Start of Block

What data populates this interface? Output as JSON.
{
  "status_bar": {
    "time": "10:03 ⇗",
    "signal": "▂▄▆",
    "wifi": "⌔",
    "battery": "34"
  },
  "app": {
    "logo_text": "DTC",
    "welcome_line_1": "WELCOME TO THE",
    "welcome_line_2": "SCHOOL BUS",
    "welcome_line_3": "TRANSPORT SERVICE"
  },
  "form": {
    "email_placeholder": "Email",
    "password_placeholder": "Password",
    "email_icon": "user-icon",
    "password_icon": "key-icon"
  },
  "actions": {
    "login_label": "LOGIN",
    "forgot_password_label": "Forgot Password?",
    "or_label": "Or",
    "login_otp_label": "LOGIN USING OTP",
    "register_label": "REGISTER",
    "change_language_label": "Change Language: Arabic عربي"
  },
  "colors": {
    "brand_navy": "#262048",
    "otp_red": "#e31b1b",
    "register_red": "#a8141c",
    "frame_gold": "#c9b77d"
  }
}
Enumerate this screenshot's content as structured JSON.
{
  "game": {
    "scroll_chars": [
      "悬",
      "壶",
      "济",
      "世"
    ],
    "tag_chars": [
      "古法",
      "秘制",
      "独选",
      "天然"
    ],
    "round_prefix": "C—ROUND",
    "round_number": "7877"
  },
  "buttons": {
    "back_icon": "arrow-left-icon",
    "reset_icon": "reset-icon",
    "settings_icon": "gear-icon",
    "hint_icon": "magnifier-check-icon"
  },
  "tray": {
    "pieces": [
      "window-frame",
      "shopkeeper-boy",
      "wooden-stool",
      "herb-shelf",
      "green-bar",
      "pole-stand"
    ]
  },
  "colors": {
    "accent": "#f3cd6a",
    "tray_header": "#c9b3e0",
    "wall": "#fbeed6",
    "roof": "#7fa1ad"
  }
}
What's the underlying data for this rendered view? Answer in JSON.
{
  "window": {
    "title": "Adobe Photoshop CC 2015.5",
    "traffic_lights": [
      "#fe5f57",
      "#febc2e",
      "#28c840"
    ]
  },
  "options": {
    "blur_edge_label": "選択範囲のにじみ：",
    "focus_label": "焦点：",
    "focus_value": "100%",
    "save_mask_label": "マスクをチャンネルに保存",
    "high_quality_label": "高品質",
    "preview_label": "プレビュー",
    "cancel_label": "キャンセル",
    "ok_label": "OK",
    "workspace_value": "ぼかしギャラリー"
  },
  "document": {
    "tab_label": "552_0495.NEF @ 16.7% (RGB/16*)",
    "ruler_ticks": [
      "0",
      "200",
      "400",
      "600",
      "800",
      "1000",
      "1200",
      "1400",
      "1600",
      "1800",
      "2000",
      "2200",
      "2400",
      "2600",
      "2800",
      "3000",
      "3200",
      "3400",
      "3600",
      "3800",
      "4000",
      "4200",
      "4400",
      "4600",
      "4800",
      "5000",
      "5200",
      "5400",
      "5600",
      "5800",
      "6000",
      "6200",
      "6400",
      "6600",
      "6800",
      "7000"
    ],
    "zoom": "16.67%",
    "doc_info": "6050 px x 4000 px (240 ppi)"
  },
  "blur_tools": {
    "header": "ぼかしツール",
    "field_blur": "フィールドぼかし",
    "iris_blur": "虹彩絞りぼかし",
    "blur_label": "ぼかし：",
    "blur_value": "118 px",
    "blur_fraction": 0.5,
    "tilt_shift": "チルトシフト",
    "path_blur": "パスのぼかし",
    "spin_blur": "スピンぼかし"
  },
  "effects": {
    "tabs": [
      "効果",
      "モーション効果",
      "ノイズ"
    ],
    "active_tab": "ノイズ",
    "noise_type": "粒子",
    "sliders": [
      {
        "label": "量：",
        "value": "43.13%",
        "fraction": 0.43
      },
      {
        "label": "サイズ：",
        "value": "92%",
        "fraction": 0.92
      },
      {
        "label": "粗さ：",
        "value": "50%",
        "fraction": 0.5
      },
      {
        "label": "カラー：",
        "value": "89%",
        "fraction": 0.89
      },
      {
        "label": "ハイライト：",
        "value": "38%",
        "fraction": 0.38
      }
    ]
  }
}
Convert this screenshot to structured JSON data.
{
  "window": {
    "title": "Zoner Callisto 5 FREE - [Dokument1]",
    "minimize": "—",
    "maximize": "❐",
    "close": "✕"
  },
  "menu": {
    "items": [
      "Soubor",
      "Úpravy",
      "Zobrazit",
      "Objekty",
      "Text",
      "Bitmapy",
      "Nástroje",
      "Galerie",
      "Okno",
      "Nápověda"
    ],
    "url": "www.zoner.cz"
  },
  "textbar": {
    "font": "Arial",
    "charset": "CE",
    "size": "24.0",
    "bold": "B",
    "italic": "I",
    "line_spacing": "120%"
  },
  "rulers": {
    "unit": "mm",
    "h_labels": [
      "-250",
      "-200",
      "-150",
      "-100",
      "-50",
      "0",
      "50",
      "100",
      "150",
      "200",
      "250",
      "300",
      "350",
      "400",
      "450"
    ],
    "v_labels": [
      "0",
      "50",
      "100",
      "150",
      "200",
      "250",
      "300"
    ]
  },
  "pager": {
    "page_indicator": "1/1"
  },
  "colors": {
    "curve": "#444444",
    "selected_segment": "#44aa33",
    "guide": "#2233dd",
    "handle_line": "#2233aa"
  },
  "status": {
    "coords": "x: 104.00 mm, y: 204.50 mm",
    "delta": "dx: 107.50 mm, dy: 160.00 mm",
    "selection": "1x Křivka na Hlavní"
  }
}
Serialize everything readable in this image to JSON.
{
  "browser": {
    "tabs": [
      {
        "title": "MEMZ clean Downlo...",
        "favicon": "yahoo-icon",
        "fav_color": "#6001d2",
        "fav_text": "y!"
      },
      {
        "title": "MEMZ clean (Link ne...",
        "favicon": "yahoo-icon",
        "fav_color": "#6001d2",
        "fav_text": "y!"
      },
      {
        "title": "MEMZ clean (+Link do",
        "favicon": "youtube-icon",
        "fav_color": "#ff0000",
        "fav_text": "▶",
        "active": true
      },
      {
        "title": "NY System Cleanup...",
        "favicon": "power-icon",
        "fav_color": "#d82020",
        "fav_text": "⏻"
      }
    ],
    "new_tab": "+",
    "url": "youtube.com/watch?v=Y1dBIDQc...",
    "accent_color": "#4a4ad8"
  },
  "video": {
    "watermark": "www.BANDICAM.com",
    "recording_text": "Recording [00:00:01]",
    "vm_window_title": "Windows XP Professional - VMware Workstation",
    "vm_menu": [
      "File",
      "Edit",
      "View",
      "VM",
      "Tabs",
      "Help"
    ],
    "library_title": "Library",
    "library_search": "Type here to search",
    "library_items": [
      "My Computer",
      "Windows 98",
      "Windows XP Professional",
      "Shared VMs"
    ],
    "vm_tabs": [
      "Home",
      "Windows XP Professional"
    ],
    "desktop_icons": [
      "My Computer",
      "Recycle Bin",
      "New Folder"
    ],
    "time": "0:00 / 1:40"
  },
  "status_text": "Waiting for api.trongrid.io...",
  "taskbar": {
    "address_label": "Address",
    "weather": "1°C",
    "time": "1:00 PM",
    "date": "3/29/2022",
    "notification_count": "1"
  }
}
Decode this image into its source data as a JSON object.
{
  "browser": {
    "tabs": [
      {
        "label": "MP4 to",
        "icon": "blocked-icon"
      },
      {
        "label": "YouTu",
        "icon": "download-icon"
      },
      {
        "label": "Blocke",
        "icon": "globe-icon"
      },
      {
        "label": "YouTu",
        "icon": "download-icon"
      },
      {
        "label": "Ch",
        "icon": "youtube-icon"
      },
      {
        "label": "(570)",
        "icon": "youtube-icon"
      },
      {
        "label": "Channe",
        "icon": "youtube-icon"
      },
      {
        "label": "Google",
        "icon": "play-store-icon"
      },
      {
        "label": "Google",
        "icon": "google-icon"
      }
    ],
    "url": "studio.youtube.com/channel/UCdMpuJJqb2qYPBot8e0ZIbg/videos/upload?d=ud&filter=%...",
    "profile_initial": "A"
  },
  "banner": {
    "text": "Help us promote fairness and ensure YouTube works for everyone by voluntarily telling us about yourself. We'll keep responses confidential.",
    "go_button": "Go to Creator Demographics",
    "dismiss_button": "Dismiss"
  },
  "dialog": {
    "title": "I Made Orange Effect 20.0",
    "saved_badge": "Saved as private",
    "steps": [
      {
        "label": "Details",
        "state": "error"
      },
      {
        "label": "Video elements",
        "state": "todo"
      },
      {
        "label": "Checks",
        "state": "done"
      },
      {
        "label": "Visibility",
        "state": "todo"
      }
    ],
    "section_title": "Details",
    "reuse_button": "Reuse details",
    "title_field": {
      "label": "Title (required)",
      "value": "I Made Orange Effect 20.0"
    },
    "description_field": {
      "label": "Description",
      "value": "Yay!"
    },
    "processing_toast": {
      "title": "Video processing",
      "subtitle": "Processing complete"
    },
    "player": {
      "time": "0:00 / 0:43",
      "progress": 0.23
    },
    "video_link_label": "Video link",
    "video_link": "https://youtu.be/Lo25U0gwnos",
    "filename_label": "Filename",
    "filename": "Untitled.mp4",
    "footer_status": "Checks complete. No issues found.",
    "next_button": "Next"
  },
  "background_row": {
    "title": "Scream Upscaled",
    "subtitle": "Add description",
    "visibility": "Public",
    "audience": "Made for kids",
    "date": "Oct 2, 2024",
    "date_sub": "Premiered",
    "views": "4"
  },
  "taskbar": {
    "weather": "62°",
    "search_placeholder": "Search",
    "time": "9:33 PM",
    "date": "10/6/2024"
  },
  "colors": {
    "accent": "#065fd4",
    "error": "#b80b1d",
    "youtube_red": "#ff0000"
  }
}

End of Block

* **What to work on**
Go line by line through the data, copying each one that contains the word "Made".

* **Your response**
    "title": "I Made Orange Effect 20.0",
      "value": "I Made Orange Effect 20.0"
    "audience": "Made for kids",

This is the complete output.